== WHAT YOU HAVE TO DO ==
Whenever a line below holds the word "default", copy that line.

Extracted data entries
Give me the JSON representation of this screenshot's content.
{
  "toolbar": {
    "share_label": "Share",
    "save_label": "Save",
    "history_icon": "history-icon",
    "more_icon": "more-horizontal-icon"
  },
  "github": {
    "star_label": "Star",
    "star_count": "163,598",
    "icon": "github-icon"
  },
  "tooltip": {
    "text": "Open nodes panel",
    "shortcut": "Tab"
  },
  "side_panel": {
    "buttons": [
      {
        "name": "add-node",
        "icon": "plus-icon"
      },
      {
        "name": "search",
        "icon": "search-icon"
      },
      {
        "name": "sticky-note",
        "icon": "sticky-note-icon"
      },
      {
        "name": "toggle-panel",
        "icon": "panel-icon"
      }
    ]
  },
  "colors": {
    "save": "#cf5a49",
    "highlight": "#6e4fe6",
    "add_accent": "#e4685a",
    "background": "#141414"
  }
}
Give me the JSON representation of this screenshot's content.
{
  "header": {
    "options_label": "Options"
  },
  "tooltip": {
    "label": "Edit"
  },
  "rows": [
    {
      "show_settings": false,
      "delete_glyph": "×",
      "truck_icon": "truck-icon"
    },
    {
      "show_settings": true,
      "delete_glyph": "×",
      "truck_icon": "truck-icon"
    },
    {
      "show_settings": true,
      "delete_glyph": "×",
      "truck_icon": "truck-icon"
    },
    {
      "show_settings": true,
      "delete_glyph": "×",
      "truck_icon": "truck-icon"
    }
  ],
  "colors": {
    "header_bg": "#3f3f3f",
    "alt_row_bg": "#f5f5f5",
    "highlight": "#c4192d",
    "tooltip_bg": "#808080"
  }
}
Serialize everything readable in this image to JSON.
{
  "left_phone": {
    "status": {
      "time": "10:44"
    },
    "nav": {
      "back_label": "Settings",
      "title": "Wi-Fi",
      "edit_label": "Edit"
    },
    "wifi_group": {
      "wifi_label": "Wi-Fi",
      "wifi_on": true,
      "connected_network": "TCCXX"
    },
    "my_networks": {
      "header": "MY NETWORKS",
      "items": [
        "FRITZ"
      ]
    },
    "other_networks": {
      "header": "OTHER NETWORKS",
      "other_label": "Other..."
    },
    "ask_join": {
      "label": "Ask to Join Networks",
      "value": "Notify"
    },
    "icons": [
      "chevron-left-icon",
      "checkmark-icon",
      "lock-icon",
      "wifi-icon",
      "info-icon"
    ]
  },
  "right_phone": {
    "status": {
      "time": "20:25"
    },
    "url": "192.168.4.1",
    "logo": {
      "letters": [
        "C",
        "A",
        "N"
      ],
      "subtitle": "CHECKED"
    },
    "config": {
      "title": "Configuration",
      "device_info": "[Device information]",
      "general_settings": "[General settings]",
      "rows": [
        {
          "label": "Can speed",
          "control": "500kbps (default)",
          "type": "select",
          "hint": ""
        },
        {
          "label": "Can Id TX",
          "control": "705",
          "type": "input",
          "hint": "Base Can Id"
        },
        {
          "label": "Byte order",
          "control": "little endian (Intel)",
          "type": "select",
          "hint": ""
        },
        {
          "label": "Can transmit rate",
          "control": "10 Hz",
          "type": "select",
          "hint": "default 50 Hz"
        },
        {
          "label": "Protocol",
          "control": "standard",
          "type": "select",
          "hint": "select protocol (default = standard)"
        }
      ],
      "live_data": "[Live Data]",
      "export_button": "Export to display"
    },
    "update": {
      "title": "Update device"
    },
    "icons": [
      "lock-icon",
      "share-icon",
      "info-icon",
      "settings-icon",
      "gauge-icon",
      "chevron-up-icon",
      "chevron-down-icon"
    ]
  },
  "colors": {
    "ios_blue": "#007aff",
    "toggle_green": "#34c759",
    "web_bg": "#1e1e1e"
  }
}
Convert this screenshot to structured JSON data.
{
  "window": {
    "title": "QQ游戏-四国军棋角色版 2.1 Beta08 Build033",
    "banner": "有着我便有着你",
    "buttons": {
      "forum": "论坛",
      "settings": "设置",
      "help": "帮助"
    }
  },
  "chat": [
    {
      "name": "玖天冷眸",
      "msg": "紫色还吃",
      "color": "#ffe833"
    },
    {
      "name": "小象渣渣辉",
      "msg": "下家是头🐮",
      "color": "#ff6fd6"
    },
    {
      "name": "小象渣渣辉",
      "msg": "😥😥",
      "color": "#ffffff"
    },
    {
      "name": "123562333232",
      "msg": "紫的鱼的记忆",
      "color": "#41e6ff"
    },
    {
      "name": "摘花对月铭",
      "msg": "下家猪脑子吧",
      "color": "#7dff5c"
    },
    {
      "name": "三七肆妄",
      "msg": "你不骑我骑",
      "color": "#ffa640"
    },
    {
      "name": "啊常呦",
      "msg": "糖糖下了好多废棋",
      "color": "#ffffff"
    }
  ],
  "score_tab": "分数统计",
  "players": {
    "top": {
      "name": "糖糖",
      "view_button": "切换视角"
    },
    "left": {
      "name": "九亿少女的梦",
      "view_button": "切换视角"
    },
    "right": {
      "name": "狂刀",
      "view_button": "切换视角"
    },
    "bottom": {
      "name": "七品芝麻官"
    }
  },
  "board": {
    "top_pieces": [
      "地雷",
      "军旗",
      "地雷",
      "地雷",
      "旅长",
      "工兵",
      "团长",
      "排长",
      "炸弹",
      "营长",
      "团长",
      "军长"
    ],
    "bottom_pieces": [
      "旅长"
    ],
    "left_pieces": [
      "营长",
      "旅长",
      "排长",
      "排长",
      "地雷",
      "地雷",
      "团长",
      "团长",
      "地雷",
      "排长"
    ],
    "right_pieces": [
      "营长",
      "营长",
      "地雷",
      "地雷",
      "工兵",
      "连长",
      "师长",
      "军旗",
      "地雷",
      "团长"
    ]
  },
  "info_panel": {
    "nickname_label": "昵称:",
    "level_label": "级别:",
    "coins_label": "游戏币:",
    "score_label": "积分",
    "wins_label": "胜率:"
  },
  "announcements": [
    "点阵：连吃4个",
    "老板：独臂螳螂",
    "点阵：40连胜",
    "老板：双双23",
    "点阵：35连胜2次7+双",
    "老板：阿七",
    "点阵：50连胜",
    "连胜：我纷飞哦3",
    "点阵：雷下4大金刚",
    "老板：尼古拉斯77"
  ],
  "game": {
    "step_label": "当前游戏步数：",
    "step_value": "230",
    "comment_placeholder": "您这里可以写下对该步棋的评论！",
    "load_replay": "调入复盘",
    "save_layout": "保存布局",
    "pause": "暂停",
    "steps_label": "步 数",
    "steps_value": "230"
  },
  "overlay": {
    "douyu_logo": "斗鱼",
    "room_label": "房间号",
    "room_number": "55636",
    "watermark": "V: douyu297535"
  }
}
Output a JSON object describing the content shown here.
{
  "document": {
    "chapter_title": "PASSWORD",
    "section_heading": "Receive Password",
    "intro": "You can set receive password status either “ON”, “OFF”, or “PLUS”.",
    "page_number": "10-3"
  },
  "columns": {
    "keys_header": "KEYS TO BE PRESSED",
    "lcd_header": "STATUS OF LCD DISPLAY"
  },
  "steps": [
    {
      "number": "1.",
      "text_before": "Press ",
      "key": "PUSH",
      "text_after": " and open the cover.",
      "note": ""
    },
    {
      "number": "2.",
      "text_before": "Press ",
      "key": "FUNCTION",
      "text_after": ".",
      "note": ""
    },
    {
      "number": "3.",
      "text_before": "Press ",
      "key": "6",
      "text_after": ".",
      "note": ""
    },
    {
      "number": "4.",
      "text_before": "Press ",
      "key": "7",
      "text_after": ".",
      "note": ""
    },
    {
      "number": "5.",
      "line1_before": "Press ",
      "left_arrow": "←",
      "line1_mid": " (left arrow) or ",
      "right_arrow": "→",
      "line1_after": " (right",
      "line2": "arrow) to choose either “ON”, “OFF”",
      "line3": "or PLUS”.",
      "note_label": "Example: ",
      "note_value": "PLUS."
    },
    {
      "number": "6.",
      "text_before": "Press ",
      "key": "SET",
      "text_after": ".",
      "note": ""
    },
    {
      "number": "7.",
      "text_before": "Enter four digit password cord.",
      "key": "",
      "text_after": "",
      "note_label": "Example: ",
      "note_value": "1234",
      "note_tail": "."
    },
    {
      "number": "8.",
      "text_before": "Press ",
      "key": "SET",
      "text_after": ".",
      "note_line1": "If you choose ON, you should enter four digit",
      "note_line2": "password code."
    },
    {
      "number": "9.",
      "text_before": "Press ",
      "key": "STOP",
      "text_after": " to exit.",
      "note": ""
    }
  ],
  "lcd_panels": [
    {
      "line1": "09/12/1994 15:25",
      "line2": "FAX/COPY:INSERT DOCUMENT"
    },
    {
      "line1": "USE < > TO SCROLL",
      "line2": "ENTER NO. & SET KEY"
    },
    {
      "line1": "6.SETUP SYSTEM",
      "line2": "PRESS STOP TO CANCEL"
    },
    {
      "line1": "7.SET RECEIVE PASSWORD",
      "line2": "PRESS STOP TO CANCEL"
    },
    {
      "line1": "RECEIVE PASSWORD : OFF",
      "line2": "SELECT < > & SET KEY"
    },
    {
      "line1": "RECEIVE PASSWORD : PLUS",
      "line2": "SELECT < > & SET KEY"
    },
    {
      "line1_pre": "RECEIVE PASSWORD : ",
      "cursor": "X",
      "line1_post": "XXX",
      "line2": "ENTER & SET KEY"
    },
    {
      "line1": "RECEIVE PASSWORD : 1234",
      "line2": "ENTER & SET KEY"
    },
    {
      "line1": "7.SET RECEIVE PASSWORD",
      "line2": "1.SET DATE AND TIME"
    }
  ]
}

== ANSWER BOX ==
          "control": "500kbps (default)",
          "hint": "default 50 Hz"
          "hint": "select protocol (default = standard)"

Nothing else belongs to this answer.